━━ Study material ━━
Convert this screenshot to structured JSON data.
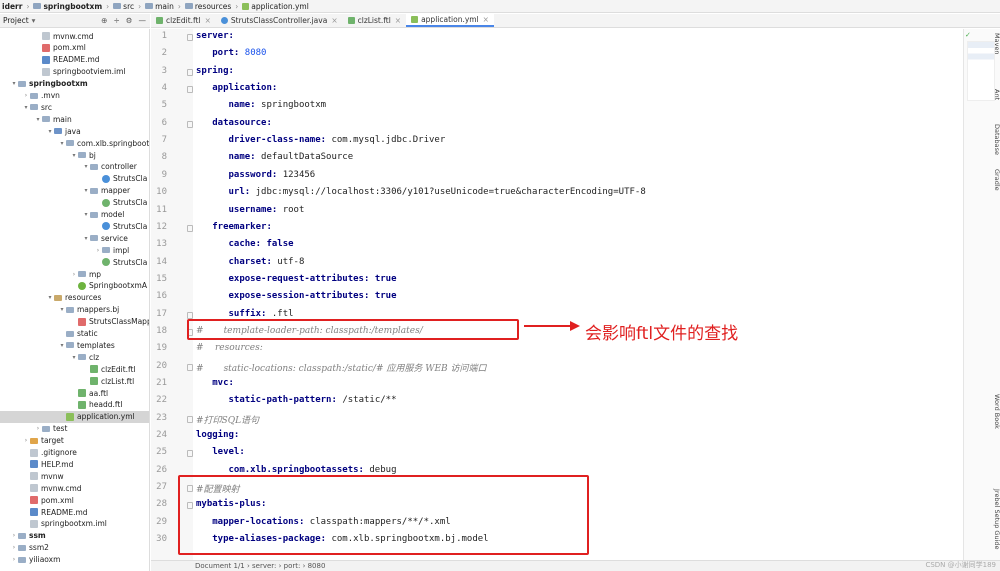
{
  "breadcrumb": [
    "iderr",
    "springbootxm",
    "src",
    "main",
    "resources",
    "application.yml"
  ],
  "project_panel": {
    "title": "Project",
    "tool_icons": [
      "⊕",
      "÷",
      "⚙",
      "—"
    ]
  },
  "tabs": [
    {
      "label": "clzEdit.ftl",
      "active": false
    },
    {
      "label": "StrutsClassController.java",
      "active": false
    },
    {
      "label": "clzList.ftl",
      "active": false
    },
    {
      "label": "application.yml",
      "active": true
    }
  ],
  "tree": [
    {
      "label": "mvnw.cmd",
      "indent": 3,
      "icon": "file",
      "arrow": ""
    },
    {
      "label": "pom.xml",
      "indent": 3,
      "icon": "xml",
      "arrow": ""
    },
    {
      "label": "README.md",
      "indent": 3,
      "icon": "md",
      "arrow": ""
    },
    {
      "label": "springbootviem.iml",
      "indent": 3,
      "icon": "file",
      "arrow": ""
    },
    {
      "label": "springbootxm",
      "indent": 1,
      "icon": "folder",
      "arrow": "▾",
      "bold": true
    },
    {
      "label": ".mvn",
      "indent": 2,
      "icon": "folder",
      "arrow": "›"
    },
    {
      "label": "src",
      "indent": 2,
      "icon": "folder",
      "arrow": "▾"
    },
    {
      "label": "main",
      "indent": 3,
      "icon": "folder",
      "arrow": "▾"
    },
    {
      "label": "java",
      "indent": 4,
      "icon": "folder-src",
      "arrow": "▾"
    },
    {
      "label": "com.xlb.springboot",
      "indent": 5,
      "icon": "folder",
      "arrow": "▾"
    },
    {
      "label": "bj",
      "indent": 6,
      "icon": "folder",
      "arrow": "▾"
    },
    {
      "label": "controller",
      "indent": 7,
      "icon": "folder",
      "arrow": "▾"
    },
    {
      "label": "StrutsCla",
      "indent": 8,
      "icon": "class",
      "arrow": ""
    },
    {
      "label": "mapper",
      "indent": 7,
      "icon": "folder",
      "arrow": "▾"
    },
    {
      "label": "StrutsCla",
      "indent": 8,
      "icon": "iface",
      "arrow": ""
    },
    {
      "label": "model",
      "indent": 7,
      "icon": "folder",
      "arrow": "▾"
    },
    {
      "label": "StrutsCla",
      "indent": 8,
      "icon": "class",
      "arrow": ""
    },
    {
      "label": "service",
      "indent": 7,
      "icon": "folder",
      "arrow": "▾"
    },
    {
      "label": "impl",
      "indent": 8,
      "icon": "folder",
      "arrow": "›"
    },
    {
      "label": "StrutsCla",
      "indent": 8,
      "icon": "iface",
      "arrow": ""
    },
    {
      "label": "mp",
      "indent": 6,
      "icon": "folder",
      "arrow": "›"
    },
    {
      "label": "SpringbootxmA",
      "indent": 6,
      "icon": "spring",
      "arrow": ""
    },
    {
      "label": "resources",
      "indent": 4,
      "icon": "folder-res",
      "arrow": "▾"
    },
    {
      "label": "mappers.bj",
      "indent": 5,
      "icon": "folder",
      "arrow": "▾"
    },
    {
      "label": "StrutsClassMapp",
      "indent": 6,
      "icon": "xml",
      "arrow": ""
    },
    {
      "label": "static",
      "indent": 5,
      "icon": "folder",
      "arrow": ""
    },
    {
      "label": "templates",
      "indent": 5,
      "icon": "folder",
      "arrow": "▾"
    },
    {
      "label": "clz",
      "indent": 6,
      "icon": "folder",
      "arrow": "▾"
    },
    {
      "label": "clzEdit.ftl",
      "indent": 7,
      "icon": "ftl",
      "arrow": ""
    },
    {
      "label": "clzList.ftl",
      "indent": 7,
      "icon": "ftl",
      "arrow": ""
    },
    {
      "label": "aa.ftl",
      "indent": 6,
      "icon": "ftl",
      "arrow": ""
    },
    {
      "label": "headd.ftl",
      "indent": 6,
      "icon": "ftl",
      "arrow": ""
    },
    {
      "label": "application.yml",
      "indent": 5,
      "icon": "yml",
      "arrow": "",
      "selected": true
    },
    {
      "label": "test",
      "indent": 3,
      "icon": "folder",
      "arrow": "›"
    },
    {
      "label": "target",
      "indent": 2,
      "icon": "folder-target",
      "arrow": "›"
    },
    {
      "label": ".gitignore",
      "indent": 2,
      "icon": "file",
      "arrow": ""
    },
    {
      "label": "HELP.md",
      "indent": 2,
      "icon": "md",
      "arrow": ""
    },
    {
      "label": "mvnw",
      "indent": 2,
      "icon": "file",
      "arrow": ""
    },
    {
      "label": "mvnw.cmd",
      "indent": 2,
      "icon": "file",
      "arrow": ""
    },
    {
      "label": "pom.xml",
      "indent": 2,
      "icon": "xml",
      "arrow": ""
    },
    {
      "label": "README.md",
      "indent": 2,
      "icon": "md",
      "arrow": ""
    },
    {
      "label": "springbootxm.iml",
      "indent": 2,
      "icon": "file",
      "arrow": ""
    },
    {
      "label": "ssm",
      "indent": 1,
      "icon": "folder",
      "arrow": "›",
      "bold": true
    },
    {
      "label": "ssm2",
      "indent": 1,
      "icon": "folder",
      "arrow": "›"
    },
    {
      "label": "yiliaoxm",
      "indent": 1,
      "icon": "folder",
      "arrow": "›"
    }
  ],
  "code_lines": [
    [
      {
        "t": "server:",
        "c": "key"
      }
    ],
    [
      {
        "t": "   port: ",
        "c": "key"
      },
      {
        "t": "8080",
        "c": "num"
      }
    ],
    [
      {
        "t": "spring:",
        "c": "key"
      }
    ],
    [
      {
        "t": "   application:",
        "c": "key"
      }
    ],
    [
      {
        "t": "      name: ",
        "c": "key"
      },
      {
        "t": "springbootxm",
        "c": "val"
      }
    ],
    [
      {
        "t": "   datasource:",
        "c": "key"
      }
    ],
    [
      {
        "t": "      driver-class-name: ",
        "c": "key"
      },
      {
        "t": "com.mysql.jdbc.Driver",
        "c": "val"
      }
    ],
    [
      {
        "t": "      name: ",
        "c": "key"
      },
      {
        "t": "defaultDataSource",
        "c": "val"
      }
    ],
    [
      {
        "t": "      password: ",
        "c": "key"
      },
      {
        "t": "123456",
        "c": "val"
      }
    ],
    [
      {
        "t": "      url: ",
        "c": "key"
      },
      {
        "t": "jdbc:mysql://localhost:3306/y101?useUnicode=true&characterEncoding=UTF-8",
        "c": "val"
      }
    ],
    [
      {
        "t": "      username: ",
        "c": "key"
      },
      {
        "t": "root",
        "c": "val"
      }
    ],
    [
      {
        "t": "   freemarker:",
        "c": "key"
      }
    ],
    [
      {
        "t": "      cache: ",
        "c": "key"
      },
      {
        "t": "false",
        "c": "kw"
      }
    ],
    [
      {
        "t": "      charset: ",
        "c": "key"
      },
      {
        "t": "utf-8",
        "c": "val"
      }
    ],
    [
      {
        "t": "      expose-request-attributes: ",
        "c": "key"
      },
      {
        "t": "true",
        "c": "kw"
      }
    ],
    [
      {
        "t": "      expose-session-attributes: ",
        "c": "key"
      },
      {
        "t": "true",
        "c": "kw"
      }
    ],
    [
      {
        "t": "      suffix: ",
        "c": "key"
      },
      {
        "t": ".ftl",
        "c": "val"
      }
    ],
    [
      {
        "t": "#       template-loader-path: classpath:/templates/",
        "c": "cmt"
      }
    ],
    [
      {
        "t": "#    resources:",
        "c": "cmt"
      }
    ],
    [
      {
        "t": "#       static-locations: classpath:/static/# 应用服务 WEB 访问端口",
        "c": "cmt"
      }
    ],
    [
      {
        "t": "   mvc:",
        "c": "key"
      }
    ],
    [
      {
        "t": "      static-path-pattern: ",
        "c": "key"
      },
      {
        "t": "/static/**",
        "c": "val"
      }
    ],
    [
      {
        "t": "#打印SQL语句",
        "c": "cmt"
      }
    ],
    [
      {
        "t": "logging:",
        "c": "key"
      }
    ],
    [
      {
        "t": "   level:",
        "c": "key"
      }
    ],
    [
      {
        "t": "      com.xlb.springbootassets: ",
        "c": "key"
      },
      {
        "t": "debug",
        "c": "val"
      }
    ],
    [
      {
        "t": "#配置映射",
        "c": "cmt"
      }
    ],
    [
      {
        "t": "mybatis-plus:",
        "c": "key"
      }
    ],
    [
      {
        "t": "   mapper-locations: ",
        "c": "key"
      },
      {
        "t": "classpath:mappers/**/*.xml",
        "c": "val"
      }
    ],
    [
      {
        "t": "   type-aliases-package: ",
        "c": "key"
      },
      {
        "t": "com.xlb.springbootxm.bj.model",
        "c": "val"
      }
    ]
  ],
  "annotation": "会影响ftl文件的查找",
  "right_tools": [
    "Maven",
    "Ant",
    "Database",
    "Gradle",
    "Word Book",
    "Jrebel Setup Guide"
  ],
  "status": {
    "path": "Document 1/1  ›  server:  ›  port:  ›  8080"
  },
  "watermark": "CSDN @小谢同学189",
  "colors": {
    "annotation": "#e02020",
    "key": "#000080",
    "number": "#1750eb",
    "comment": "#808080"
  }
}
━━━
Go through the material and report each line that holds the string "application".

    "application.yml"
      "label": "application.yml",
      "label": "application.yml",
        "t": "   application:",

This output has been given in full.